Implementing Claim Based Authentication
As we all know, Claim based authentication is the future authentication strategy; the obvious question which comes to mind is -
How to implement Claim based authentication? Or How to implement Claim based identity? Or how to configure claim based identity?
However, before going forward I will highly recommend that, you should understand the terminology like Identity Providers, Secure Token Services, Identity and access management and Claim based authentication.
Today I will discuss the generic steps to implement Claim based authentication. I am referring Microsoft Pattern and Practices – A Guide to Claim-based identity book for explanation.
Total there are 4 generic steps to be followed for implementing claim based authentication –
1. Add logic in your application to for supporting claims –
When you are planning to build claim based application, application needs to know how to validate security token coming from security token service and how to retrieve claim from that security token. Microsoft has given rich classes in a framework to handle implement claim based application. This framework is Windows Identity Foundation (WIF). Windows identity foundation provides basic programming model for claim based authentication. This WIF can be used for Windows Communication Foundation (WCF) to “secure web services” and also can be used with ASP.Net applications. In order to use WIF, you will need to add reference to WIF assembly (Microsoft.IdentityModel.dll) in WCF or ASP.NET application.
2. Acquire or build an issuer –
In most of the enterprise applications, the easiest and most secure way to get issuer of token is ADFS 2.0 (Active Directory Federation Service 2.0). In case of you want to handle great deal of security in your application, you should seek help of experts to get an issuer of security tokens. In this case you will need to WIF.
3. Configure your application to Trust the Issuer –
Once you have developed a claim based application using WIF and have an issuer to issue security token, the next step is to set up a trust relationship. This is very important step. An application needs to trust the issuer to identify and authenticate users and make claims about their identities. When you configure an application to rely on a specific user, you are establishing a TRUST (or TRUST RELATIONSHIP) with that issuer. You will need to cover following important points –
· What claims does the issuer offer?
· What key should the application use to validate the signatures on issued tokens?
· What URL must user access in order to request a token from the issuer?
Most of the standard issuer offer claims with common required information. The answer to above three questions can be obtained from the issuer by asking for “federation metadata”. This is the XML document which issuer provides to application. This is an XML document that the issuer provides to the application. It includes a serialized copy of the issuer’s certificate that provides your application with the correct public key to verify incoming tokens. WIF includes a wizard that automatically configures your application’s identity settings based on this metadata. You just need to give the wizard the URL for the issuer you’ve selected, and it downloads the metadata and properly configures your application.
4. Configure the issuer to know about your application –
The issuer needs to know a few things about an application before it can issue it any tokens:
· What Uniform Resource Identifier (URI) identifies this application?
· Of the claims that the issuer offers, which ones does this application require and which are optional?
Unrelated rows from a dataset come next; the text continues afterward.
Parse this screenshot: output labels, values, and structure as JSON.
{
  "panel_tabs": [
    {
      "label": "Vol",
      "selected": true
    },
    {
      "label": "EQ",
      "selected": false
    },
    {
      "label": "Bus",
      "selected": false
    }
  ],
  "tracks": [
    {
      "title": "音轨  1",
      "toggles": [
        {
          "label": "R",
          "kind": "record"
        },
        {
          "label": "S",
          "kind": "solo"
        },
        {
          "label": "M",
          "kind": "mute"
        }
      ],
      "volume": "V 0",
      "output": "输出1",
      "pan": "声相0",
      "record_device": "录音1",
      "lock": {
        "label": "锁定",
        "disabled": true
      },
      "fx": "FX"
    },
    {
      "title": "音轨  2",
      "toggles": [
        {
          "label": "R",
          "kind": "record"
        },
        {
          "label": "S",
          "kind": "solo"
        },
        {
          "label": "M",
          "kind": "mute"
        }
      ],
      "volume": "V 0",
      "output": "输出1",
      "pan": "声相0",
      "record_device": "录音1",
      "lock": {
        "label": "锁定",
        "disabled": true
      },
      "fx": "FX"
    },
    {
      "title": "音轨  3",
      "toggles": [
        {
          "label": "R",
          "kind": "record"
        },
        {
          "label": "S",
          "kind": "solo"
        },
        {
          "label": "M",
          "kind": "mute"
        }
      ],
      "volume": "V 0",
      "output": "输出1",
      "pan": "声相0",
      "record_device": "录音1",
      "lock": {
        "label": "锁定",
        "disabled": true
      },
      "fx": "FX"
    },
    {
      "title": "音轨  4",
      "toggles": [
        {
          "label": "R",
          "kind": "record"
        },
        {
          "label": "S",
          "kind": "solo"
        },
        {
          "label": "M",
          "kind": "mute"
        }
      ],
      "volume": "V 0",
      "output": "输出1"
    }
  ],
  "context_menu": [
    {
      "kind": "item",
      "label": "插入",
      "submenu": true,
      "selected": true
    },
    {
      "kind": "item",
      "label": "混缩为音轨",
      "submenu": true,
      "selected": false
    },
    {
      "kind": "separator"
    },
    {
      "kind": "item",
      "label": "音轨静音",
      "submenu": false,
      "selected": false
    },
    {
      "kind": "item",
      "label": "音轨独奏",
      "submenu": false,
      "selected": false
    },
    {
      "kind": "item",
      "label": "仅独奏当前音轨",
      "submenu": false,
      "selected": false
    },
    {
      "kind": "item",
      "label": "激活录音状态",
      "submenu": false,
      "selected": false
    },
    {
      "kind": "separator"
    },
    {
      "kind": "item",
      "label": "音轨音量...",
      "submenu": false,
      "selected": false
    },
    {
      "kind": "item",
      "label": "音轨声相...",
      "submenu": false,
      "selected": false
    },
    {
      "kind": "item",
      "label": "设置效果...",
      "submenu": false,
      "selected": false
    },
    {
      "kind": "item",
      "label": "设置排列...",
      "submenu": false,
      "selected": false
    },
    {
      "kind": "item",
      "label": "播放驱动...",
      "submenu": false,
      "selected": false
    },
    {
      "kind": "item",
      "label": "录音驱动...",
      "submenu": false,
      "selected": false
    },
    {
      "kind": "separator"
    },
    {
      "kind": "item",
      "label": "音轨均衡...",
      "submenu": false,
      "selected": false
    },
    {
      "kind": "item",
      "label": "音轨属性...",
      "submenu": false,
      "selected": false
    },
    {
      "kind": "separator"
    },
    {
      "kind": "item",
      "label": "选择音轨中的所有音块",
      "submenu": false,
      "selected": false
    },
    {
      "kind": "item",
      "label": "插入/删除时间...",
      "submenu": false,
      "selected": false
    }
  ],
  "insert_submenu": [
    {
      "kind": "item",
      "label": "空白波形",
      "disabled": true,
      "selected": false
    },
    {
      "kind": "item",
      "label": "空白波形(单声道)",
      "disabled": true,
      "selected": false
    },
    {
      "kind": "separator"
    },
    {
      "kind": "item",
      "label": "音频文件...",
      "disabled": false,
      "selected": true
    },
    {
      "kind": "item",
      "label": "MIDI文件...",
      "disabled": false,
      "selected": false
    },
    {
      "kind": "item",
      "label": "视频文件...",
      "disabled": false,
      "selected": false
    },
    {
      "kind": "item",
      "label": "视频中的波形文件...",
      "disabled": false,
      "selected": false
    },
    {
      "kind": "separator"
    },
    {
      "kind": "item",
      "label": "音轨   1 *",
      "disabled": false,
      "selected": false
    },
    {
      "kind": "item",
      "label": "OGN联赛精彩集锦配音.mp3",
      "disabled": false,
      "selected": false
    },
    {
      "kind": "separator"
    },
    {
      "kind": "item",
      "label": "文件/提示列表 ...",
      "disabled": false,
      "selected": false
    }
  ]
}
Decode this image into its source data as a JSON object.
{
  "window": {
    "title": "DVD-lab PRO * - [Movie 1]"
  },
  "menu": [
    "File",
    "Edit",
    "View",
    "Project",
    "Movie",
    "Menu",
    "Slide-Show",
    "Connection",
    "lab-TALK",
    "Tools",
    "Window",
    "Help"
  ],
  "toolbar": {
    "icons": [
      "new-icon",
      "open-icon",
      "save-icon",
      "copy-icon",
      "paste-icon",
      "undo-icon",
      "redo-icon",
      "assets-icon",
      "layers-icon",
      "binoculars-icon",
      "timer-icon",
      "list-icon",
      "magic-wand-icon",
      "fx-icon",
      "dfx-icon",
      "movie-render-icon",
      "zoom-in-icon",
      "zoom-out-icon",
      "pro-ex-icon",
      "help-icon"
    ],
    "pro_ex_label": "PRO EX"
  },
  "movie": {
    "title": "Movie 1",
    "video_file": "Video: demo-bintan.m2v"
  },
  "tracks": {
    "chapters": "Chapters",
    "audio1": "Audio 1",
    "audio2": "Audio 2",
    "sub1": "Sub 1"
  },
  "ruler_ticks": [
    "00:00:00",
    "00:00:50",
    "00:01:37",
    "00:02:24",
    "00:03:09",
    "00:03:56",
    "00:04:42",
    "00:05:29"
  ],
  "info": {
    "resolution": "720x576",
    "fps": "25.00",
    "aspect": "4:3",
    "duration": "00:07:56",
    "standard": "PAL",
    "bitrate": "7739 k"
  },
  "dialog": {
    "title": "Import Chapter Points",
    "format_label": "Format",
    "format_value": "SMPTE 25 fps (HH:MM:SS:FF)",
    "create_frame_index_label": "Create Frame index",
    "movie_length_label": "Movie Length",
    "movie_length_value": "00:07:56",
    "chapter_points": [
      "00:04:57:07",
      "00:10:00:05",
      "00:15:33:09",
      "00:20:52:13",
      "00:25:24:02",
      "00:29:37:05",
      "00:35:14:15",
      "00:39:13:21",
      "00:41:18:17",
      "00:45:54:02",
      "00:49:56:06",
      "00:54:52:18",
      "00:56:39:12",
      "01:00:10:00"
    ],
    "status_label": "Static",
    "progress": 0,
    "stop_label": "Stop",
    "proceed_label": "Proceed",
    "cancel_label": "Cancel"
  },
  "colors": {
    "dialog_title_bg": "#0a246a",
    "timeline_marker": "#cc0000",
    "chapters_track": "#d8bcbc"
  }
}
· Should the issuer encrypt the tokens? If so, what key should it use?
· What URL does the application expose in order to receive tokens?
When a client requests a token, part of that request includes an identifier for the application the user is trying to access. This identifier is a URI and, in general, it’s simplest to just use the URL of the application, for example, http://www.test.com/sell/.
If you’re building a claims-based Web application that has a reasonable degree of security, you’ll require the use of SSL (HTTPS) for both the issuer and the application. Applications with stronger security requirements can also request encrypted tokens, in which case, the application typically has its own certificate (and private key). The issuer needs a copy of that certificate (without the private key) in order to encrypt the token issued for that application.
Once again, federation metadata makes this exchange of information easy. WIF includes a tool named FedUtil.exe that generates a federation metadata document for your application, so that you don’t have to manually configure the issuer with all of these settings.
If you see I have outlined the high level steps to configure an application for claim based authentication. However, the above steps are very complex to implement and required great amount of expertise.
So what is the solution? – The solution lies in Windows Azure Appfabric ACS.
Click on the following link to go to ACS article - Windows Azure Appfabric Access Control Service (ACS). (Yet to Come)